A common and widespread early successional tree. It grows in a wide range of habitats from the lowlands to around 1000 m. It occurs mostly in dryland dipterocarp forests but may also be seen on the edges of swampy forests. It appears to be quite tolerant of a range of soil conditions and can be found on richer shale-derived soils as well as on sandstone-derived soils. While this species flowers at relatively small sizes, it grows to over 30 m in height and is one of the largest pioneer trees in section Pachystemon. It is very high-light demanding and colonizes forests after selective logging, and regenerates abundantly following shifting agriculture.

The wood is used for house building.

Peninsular Thailand, Peninsular Malaysia, Sumatra, Borneo.

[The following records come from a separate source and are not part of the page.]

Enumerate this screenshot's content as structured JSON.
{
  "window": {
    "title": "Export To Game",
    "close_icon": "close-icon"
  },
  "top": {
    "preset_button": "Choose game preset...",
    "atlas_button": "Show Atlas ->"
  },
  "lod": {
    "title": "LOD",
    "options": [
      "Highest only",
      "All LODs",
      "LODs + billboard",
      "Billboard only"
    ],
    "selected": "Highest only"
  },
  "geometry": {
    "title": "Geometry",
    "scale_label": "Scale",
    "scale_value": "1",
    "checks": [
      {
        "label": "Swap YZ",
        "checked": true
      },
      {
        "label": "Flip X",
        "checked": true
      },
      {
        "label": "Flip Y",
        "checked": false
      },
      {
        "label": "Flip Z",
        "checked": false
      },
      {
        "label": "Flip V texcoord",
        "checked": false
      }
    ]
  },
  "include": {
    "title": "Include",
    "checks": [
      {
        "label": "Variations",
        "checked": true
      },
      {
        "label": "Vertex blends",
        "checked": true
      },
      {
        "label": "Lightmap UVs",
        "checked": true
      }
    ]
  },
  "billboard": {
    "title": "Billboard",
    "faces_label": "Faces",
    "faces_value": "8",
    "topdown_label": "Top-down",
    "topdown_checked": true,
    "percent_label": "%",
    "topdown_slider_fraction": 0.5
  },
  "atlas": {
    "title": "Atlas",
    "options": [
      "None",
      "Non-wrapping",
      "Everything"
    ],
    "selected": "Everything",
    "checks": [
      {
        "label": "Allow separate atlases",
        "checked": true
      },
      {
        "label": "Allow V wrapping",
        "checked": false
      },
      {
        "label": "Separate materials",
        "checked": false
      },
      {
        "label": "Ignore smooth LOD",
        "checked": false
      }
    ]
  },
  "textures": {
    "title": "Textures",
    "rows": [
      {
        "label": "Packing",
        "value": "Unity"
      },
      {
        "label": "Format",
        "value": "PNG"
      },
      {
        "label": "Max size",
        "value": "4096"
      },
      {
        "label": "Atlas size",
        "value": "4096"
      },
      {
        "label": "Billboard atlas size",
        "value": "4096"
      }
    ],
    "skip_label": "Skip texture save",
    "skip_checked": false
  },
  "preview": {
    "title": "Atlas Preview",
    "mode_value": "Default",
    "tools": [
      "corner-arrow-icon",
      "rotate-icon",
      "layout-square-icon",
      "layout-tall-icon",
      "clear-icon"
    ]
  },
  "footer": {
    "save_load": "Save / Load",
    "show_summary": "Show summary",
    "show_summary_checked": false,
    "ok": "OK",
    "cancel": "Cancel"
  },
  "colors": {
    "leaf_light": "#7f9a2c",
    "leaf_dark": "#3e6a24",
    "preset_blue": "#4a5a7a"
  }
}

Local names
Borneo: Bettotan, Garung semut, Menuah, Padaan, Padahan, Purang romang, Sedaman.